**EXERCISE GOAL:**
Report back every line below that carries the word "seen".

**INFORMATION PROVIDED:**
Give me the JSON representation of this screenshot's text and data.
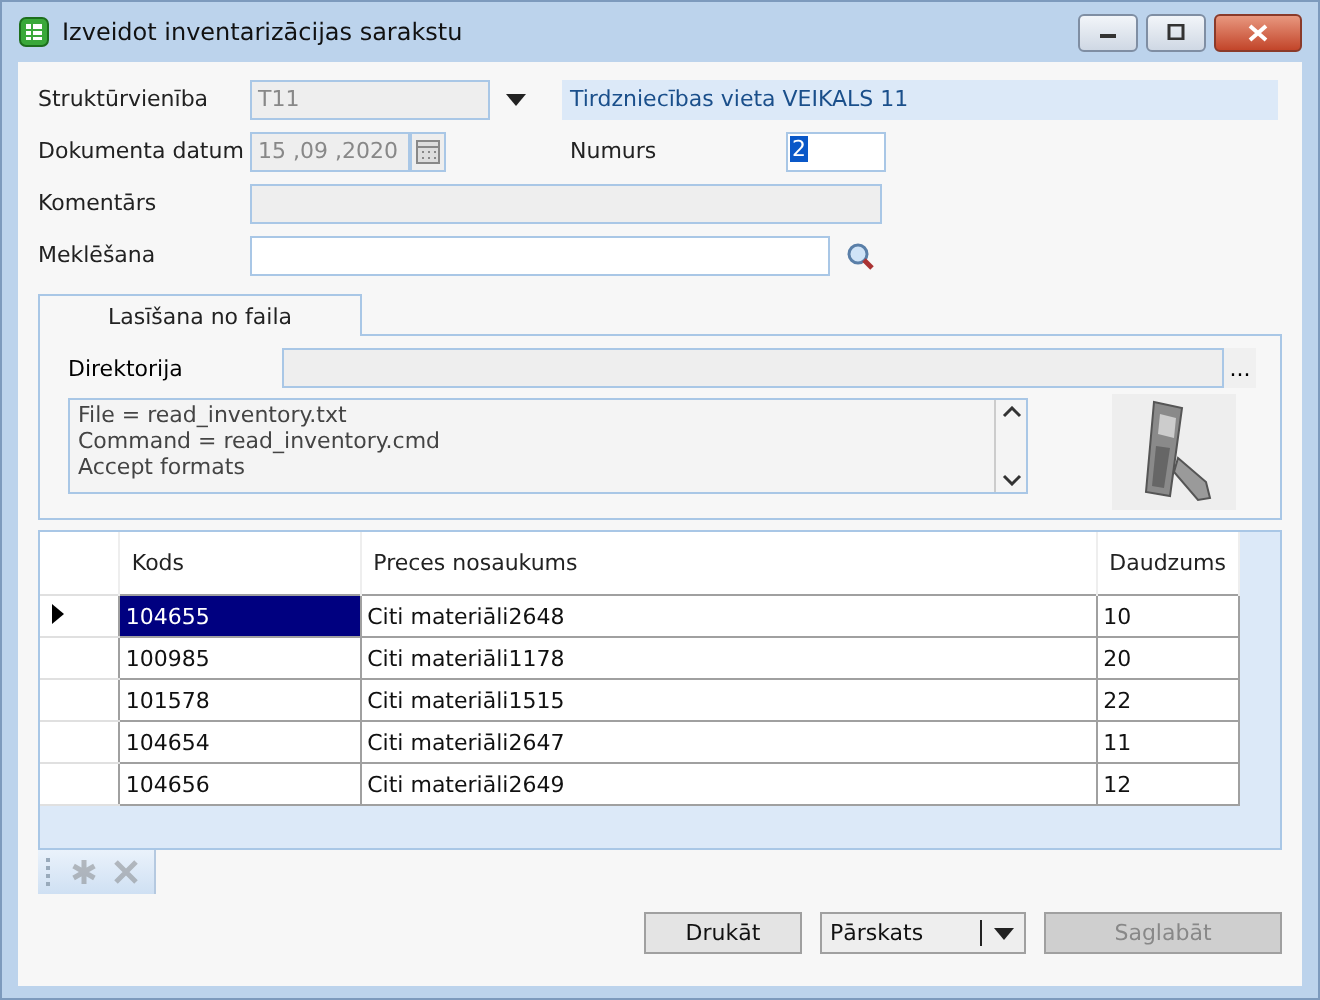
{
  "window": {
    "title": "Izveidot inventarizācijas sarakstu"
  },
  "form": {
    "unit": {
      "label": "Struktūrvienība",
      "value": "T11",
      "disabled": true,
      "info": "Tirdzniecības vieta VEIKALS 11"
    },
    "date": {
      "label": "Dokumenta datum",
      "value": "15 ,09 ,2020",
      "disabled": true
    },
    "number": {
      "label": "Numurs",
      "value": "2"
    },
    "comment": {
      "label": "Komentārs",
      "disabled": true
    },
    "search": {
      "label": "Meklēšana"
    }
  },
  "tabs": [
    {
      "label": "Lasīšana no faila",
      "selected": true
    }
  ],
  "file_panel": {
    "directory_label": "Direktorija",
    "browse": "...",
    "config_lines": [
      "File = read_inventory.txt",
      "Command = read_inventory.cmd",
      "Accept formats"
    ]
  },
  "table": {
    "columns": [
      "Kods",
      "Preces nosaukums",
      "Daudzums"
    ],
    "rows": [
      {
        "cells": [
          "104655",
          "Citi materiāli2648",
          "10"
        ],
        "selected": true
      },
      {
        "cells": [
          "100985",
          "Citi materiāli1178",
          "20"
        ],
        "selected": false
      },
      {
        "cells": [
          "101578",
          "Citi materiāli1515",
          "22"
        ],
        "selected": false
      },
      {
        "cells": [
          "104654",
          "Citi materiāli2647",
          "11"
        ],
        "selected": false
      },
      {
        "cells": [
          "104656",
          "Citi materiāli2649",
          "12"
        ],
        "selected": false
      }
    ]
  },
  "toolbar": [
    {
      "kind": "add",
      "disabled": true
    },
    {
      "kind": "delete",
      "disabled": true
    }
  ],
  "buttons": [
    {
      "label": "Drukāt",
      "kind": "button",
      "disabled": false
    },
    {
      "label": "Pārskats",
      "kind": "dropdown",
      "disabled": false
    },
    {
      "label": "Saglabāt",
      "kind": "button",
      "disabled": true
    }
  ]
}
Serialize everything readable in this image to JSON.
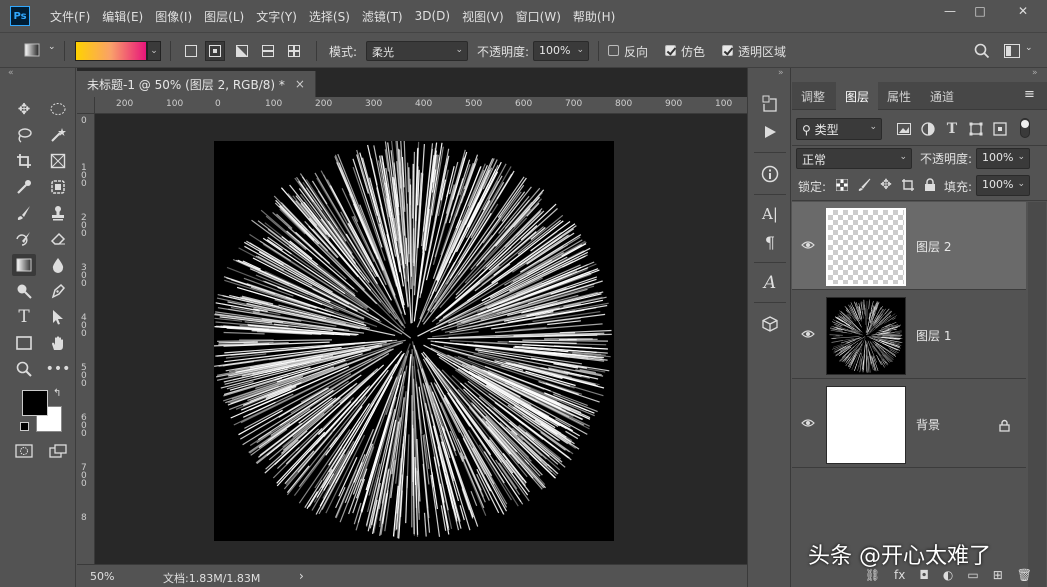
{
  "app": {
    "logo": "Ps"
  },
  "menu": [
    "文件(F)",
    "编辑(E)",
    "图像(I)",
    "图层(L)",
    "文字(Y)",
    "选择(S)",
    "滤镜(T)",
    "3D(D)",
    "视图(V)",
    "窗口(W)",
    "帮助(H)"
  ],
  "window_controls": {
    "minimize": "—",
    "restore": "□",
    "close": "✕"
  },
  "options": {
    "mode_label": "模式:",
    "mode_value": "柔光",
    "opacity_label": "不透明度:",
    "opacity_value": "100%",
    "reverse_label": "反向",
    "dither_label": "仿色",
    "transparency_label": "透明区域",
    "gradient_colors": [
      "#ffd200",
      "#f9a06a",
      "#e8157a"
    ]
  },
  "document": {
    "tab_title": "未标题-1 @ 50% (图层 2, RGB/8) *",
    "close": "×",
    "ruler_h_labels": [
      "200",
      "100",
      "0",
      "100",
      "200",
      "300",
      "400",
      "500",
      "600",
      "700",
      "800",
      "900",
      "100"
    ],
    "ruler_v_labels": [
      "0",
      "1 0 0",
      "2 0 0",
      "3 0 0",
      "4 0 0",
      "5 0 0",
      "6 0 0",
      "7 0 0",
      "8"
    ],
    "zoom": "50%",
    "doc_info": "文档:1.83M/1.83M",
    "status_arrow": "›"
  },
  "layers_panel": {
    "tabs": [
      "调整",
      "图层",
      "属性",
      "通道"
    ],
    "active_tab": "图层",
    "filter_label": "类型",
    "blend_mode": "正常",
    "opacity_label": "不透明度:",
    "opacity_value": "100%",
    "lock_label": "锁定:",
    "fill_label": "填充:",
    "fill_value": "100%",
    "layers": [
      {
        "name": "图层 2",
        "selected": true,
        "thumb": "transparent"
      },
      {
        "name": "图层 1",
        "selected": false,
        "thumb": "burst"
      },
      {
        "name": "背景",
        "selected": false,
        "thumb": "white",
        "locked": true
      }
    ]
  },
  "watermark": "头条 @开心太难了",
  "colors": {
    "panel": "#535353",
    "workspace": "#282828",
    "selected_layer": "#6a6a6a"
  }
}
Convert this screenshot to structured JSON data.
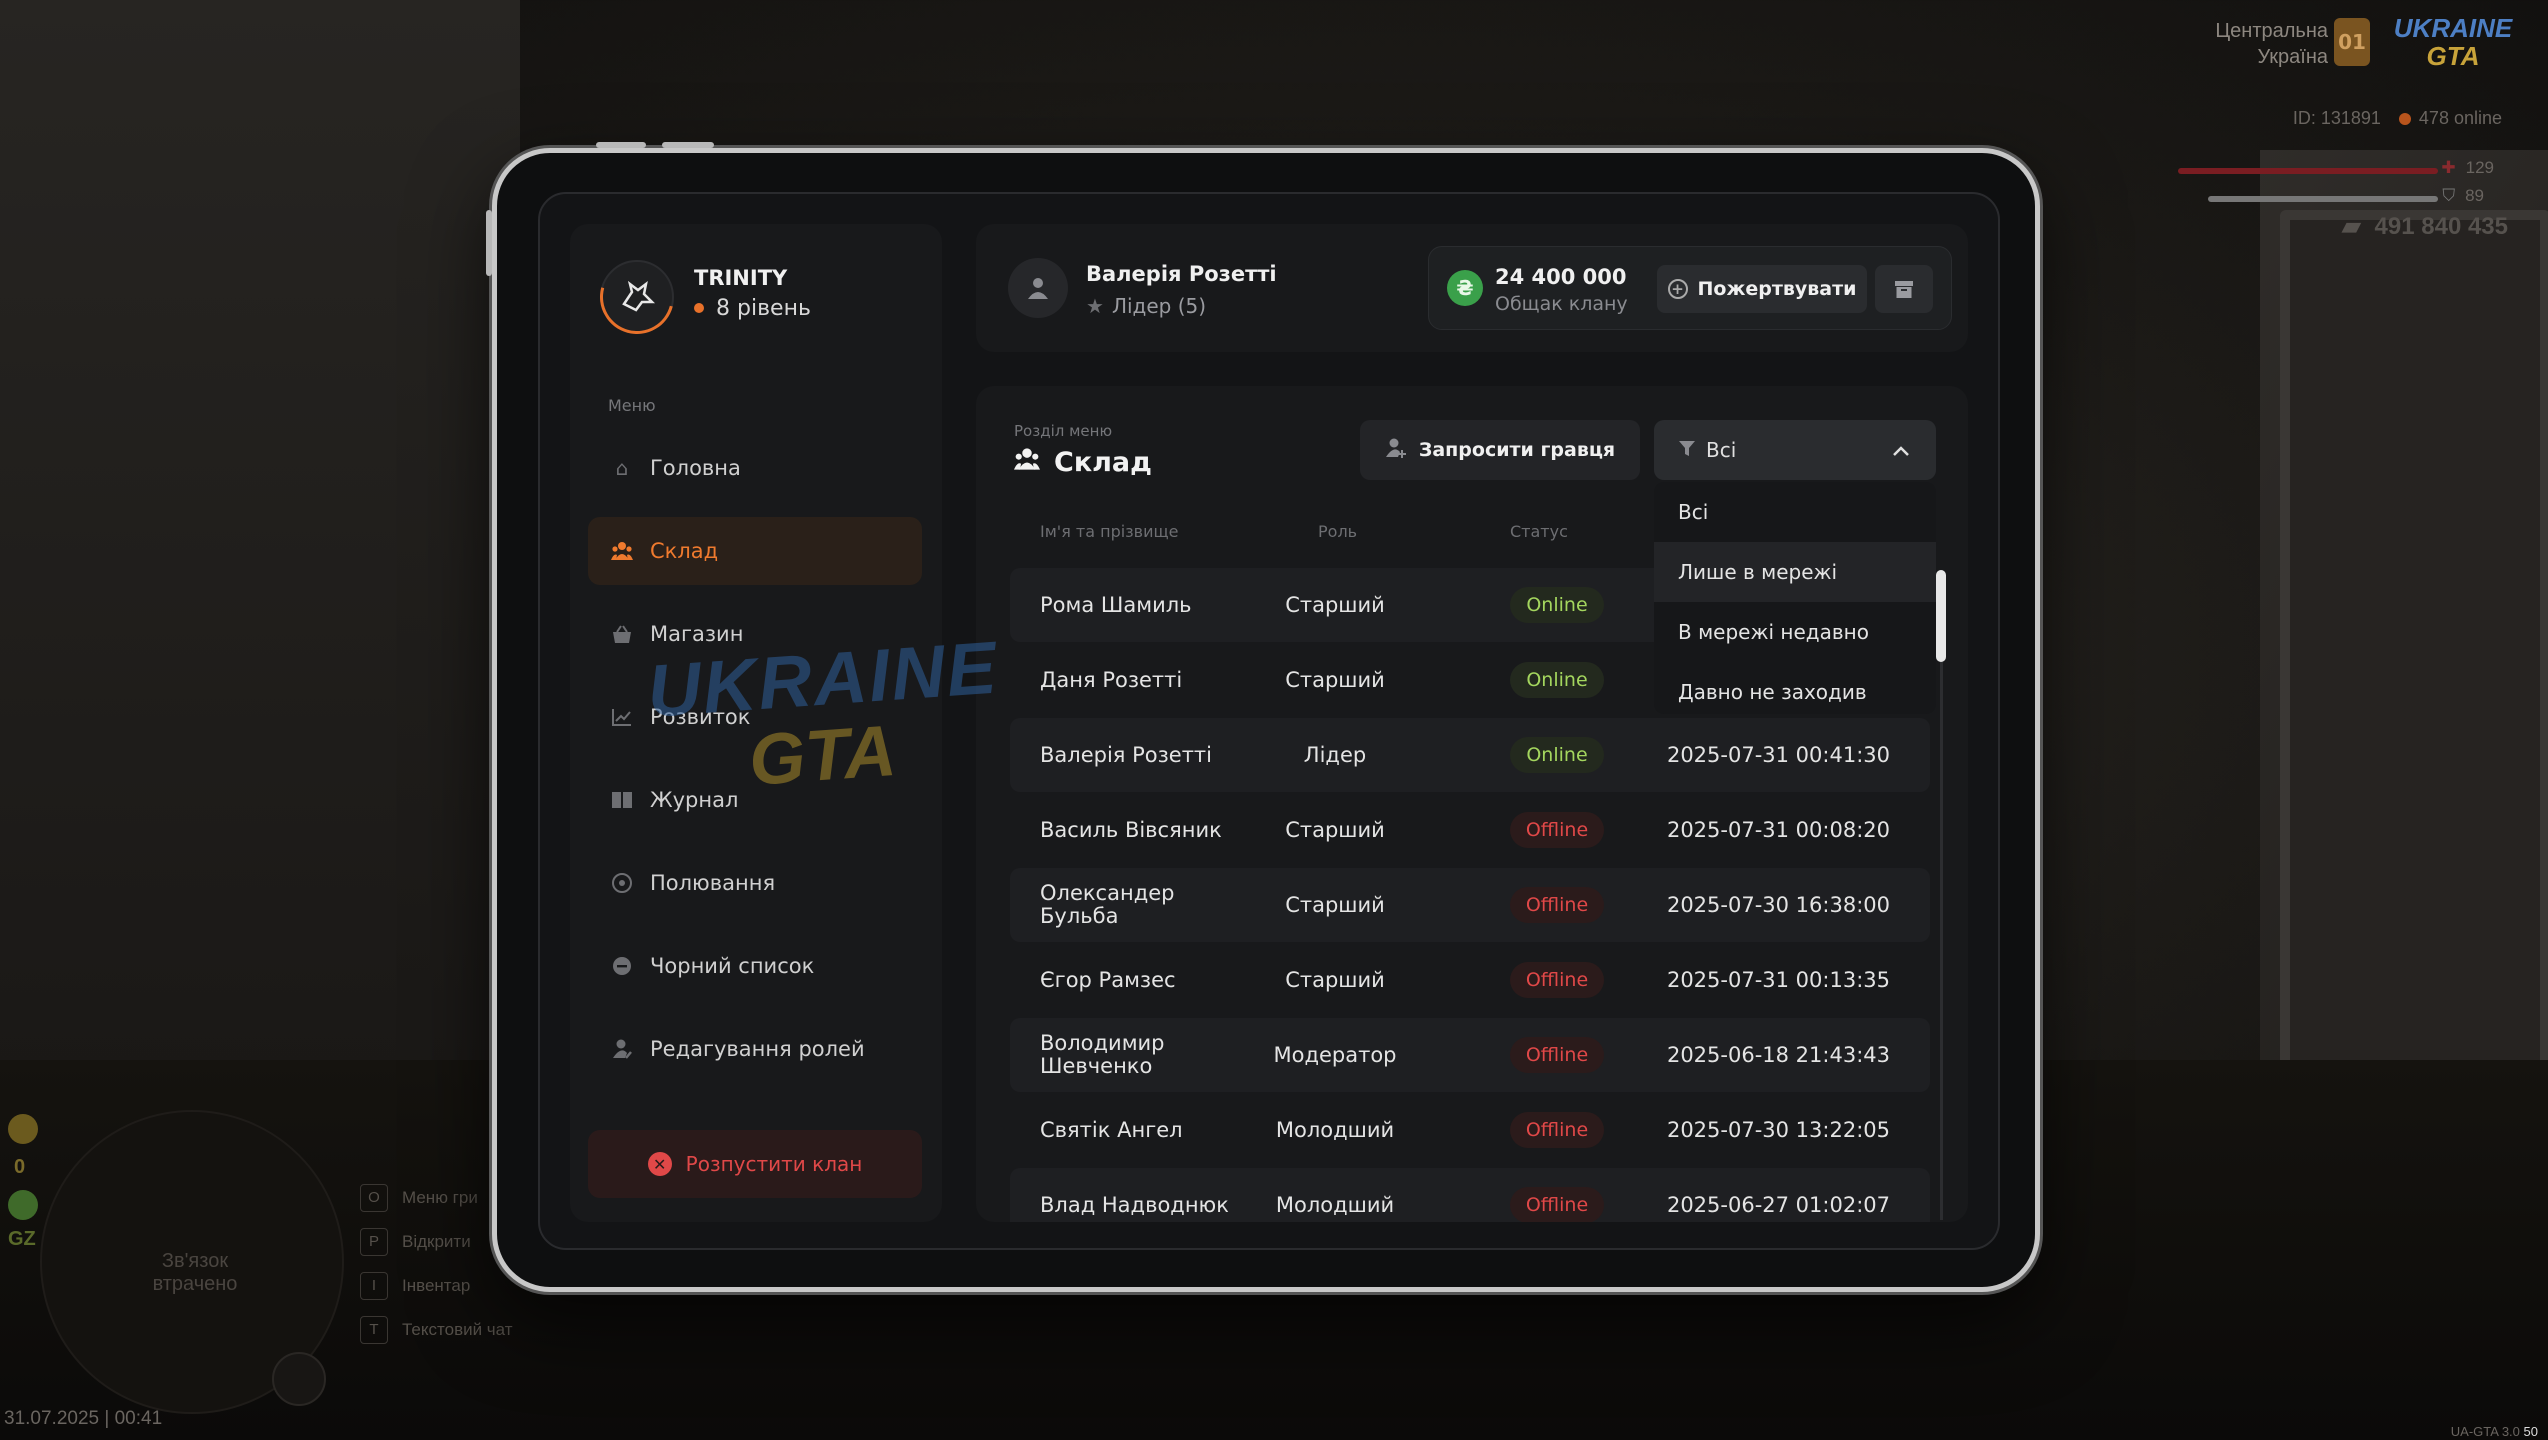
{
  "hud": {
    "region_line1": "Центральна",
    "region_line2": "Україна",
    "region_code": "01",
    "logo_top": "UKRAINE",
    "logo_bottom": "GTA",
    "player_id": "ID: 131891",
    "online": "478 online",
    "health": "129",
    "armor": "89",
    "money": "491 840 435",
    "minimap_status": "Зв'язок втрачено",
    "side_value_1": "0",
    "side_value_2": "GZ",
    "keys": [
      {
        "key": "O",
        "label": "Меню гри"
      },
      {
        "key": "P",
        "label": "Відкрити"
      },
      {
        "key": "I",
        "label": "Інвентар"
      },
      {
        "key": "T",
        "label": "Текстовий чат"
      }
    ],
    "datetime": "31.07.2025 | 00:41",
    "version": "UA-GTA 3.0",
    "version_suffix": "50"
  },
  "sidebar": {
    "clan_name": "TRINITY",
    "clan_level": "8 рівень",
    "menu_label": "Меню",
    "items": [
      {
        "label": "Головна",
        "icon": "home-icon"
      },
      {
        "label": "Склад",
        "icon": "people-icon"
      },
      {
        "label": "Магазин",
        "icon": "basket-icon"
      },
      {
        "label": "Розвиток",
        "icon": "chart-icon"
      },
      {
        "label": "Журнал",
        "icon": "book-icon"
      },
      {
        "label": "Полювання",
        "icon": "target-icon"
      },
      {
        "label": "Чорний список",
        "icon": "block-icon"
      },
      {
        "label": "Редагування ролей",
        "icon": "user-edit-icon"
      }
    ],
    "disband_label": "Розпустити клан"
  },
  "header": {
    "user_name": "Валерія Розетті",
    "user_role": "Лідер (5)",
    "bank_amount": "24 400 000",
    "bank_label": "Общак клану",
    "donate_label": "Пожертвувати"
  },
  "main": {
    "section_sub": "Розділ меню",
    "section_title": "Склад",
    "invite_label": "Запросити гравця",
    "filter_value": "Всі",
    "columns": {
      "name": "Ім'я та прізвище",
      "role": "Роль",
      "status": "Статус"
    },
    "filter_options": [
      "Всі",
      "Лише в мережі",
      "В мережі недавно",
      "Давно не заходив"
    ],
    "members": [
      {
        "name": "Рома Шамиль",
        "role": "Старший",
        "status": "Online",
        "seen": ""
      },
      {
        "name": "Даня Розетті",
        "role": "Старший",
        "status": "Online",
        "seen": ""
      },
      {
        "name": "Валерія Розетті",
        "role": "Лідер",
        "status": "Online",
        "seen": "2025-07-31 00:41:30"
      },
      {
        "name": "Василь Вівсяник",
        "role": "Старший",
        "status": "Offline",
        "seen": "2025-07-31 00:08:20"
      },
      {
        "name": "Олександер Бульба",
        "role": "Старший",
        "status": "Offline",
        "seen": "2025-07-30 16:38:00"
      },
      {
        "name": "Єгор Рамзес",
        "role": "Старший",
        "status": "Offline",
        "seen": "2025-07-31 00:13:35"
      },
      {
        "name": "Володимир Шевченко",
        "role": "Модератор",
        "status": "Offline",
        "seen": "2025-06-18 21:43:43"
      },
      {
        "name": "Святік Ангел",
        "role": "Молодший",
        "status": "Offline",
        "seen": "2025-07-30 13:22:05"
      },
      {
        "name": "Влад Надводнюк",
        "role": "Молодший",
        "status": "Offline",
        "seen": "2025-06-27 01:02:07"
      }
    ],
    "watermark_top": "UKRAINE",
    "watermark_bottom": "GTA"
  },
  "colors": {
    "accent": "#ef7a2e",
    "online": "#a4d65e",
    "offline": "#e04848",
    "bank": "#3aa04a"
  }
}
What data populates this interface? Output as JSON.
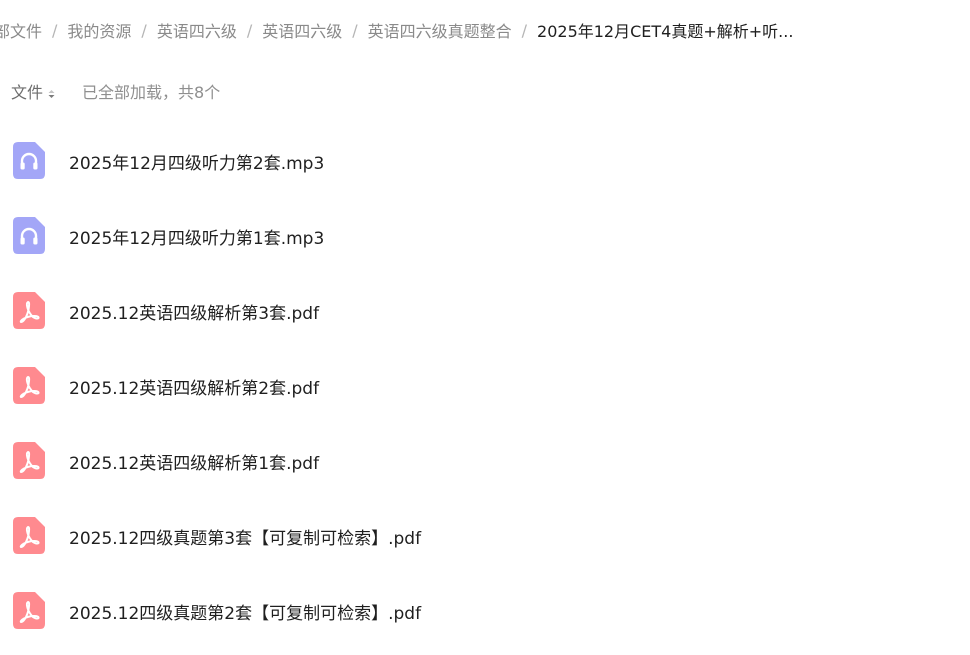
{
  "breadcrumb": {
    "items": [
      {
        "label": "部文件"
      },
      {
        "label": "我的资源"
      },
      {
        "label": "英语四六级"
      },
      {
        "label": "英语四六级"
      },
      {
        "label": "英语四六级真题整合"
      },
      {
        "label": "2025年12月CET4真题+解析+听..."
      }
    ],
    "separator": "/"
  },
  "toolbar": {
    "sort_label": "文件",
    "status_text": "已全部加载，共8个"
  },
  "files": [
    {
      "name": "2025年12月四级听力第2套.mp3",
      "type": "audio",
      "icon": "headphones-icon"
    },
    {
      "name": "2025年12月四级听力第1套.mp3",
      "type": "audio",
      "icon": "headphones-icon"
    },
    {
      "name": "2025.12英语四级解析第3套.pdf",
      "type": "pdf",
      "icon": "pdf-icon"
    },
    {
      "name": "2025.12英语四级解析第2套.pdf",
      "type": "pdf",
      "icon": "pdf-icon"
    },
    {
      "name": "2025.12英语四级解析第1套.pdf",
      "type": "pdf",
      "icon": "pdf-icon"
    },
    {
      "name": "2025.12四级真题第3套【可复制可检索】.pdf",
      "type": "pdf",
      "icon": "pdf-icon"
    },
    {
      "name": "2025.12四级真题第2套【可复制可检索】.pdf",
      "type": "pdf",
      "icon": "pdf-icon"
    }
  ],
  "colors": {
    "audio_icon": "#a3a6f7",
    "pdf_icon": "#ff8a8f",
    "text_primary": "#1f1f1f",
    "text_muted": "#8a8a8a"
  }
}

**SOLUTION TO THE EXERCISE:**
        "seen": ""
        "seen": ""
        "seen": "2025-07-31 00:41:30"
        "seen": "2025-07-31 00:08:20"
        "seen": "2025-07-30 16:38:00"
        "seen": "2025-07-31 00:13:35"
        "seen": "2025-06-18 21:43:43"
        "seen": "2025-07-30 13:22:05"
        "seen": "2025-06-27 01:02:07"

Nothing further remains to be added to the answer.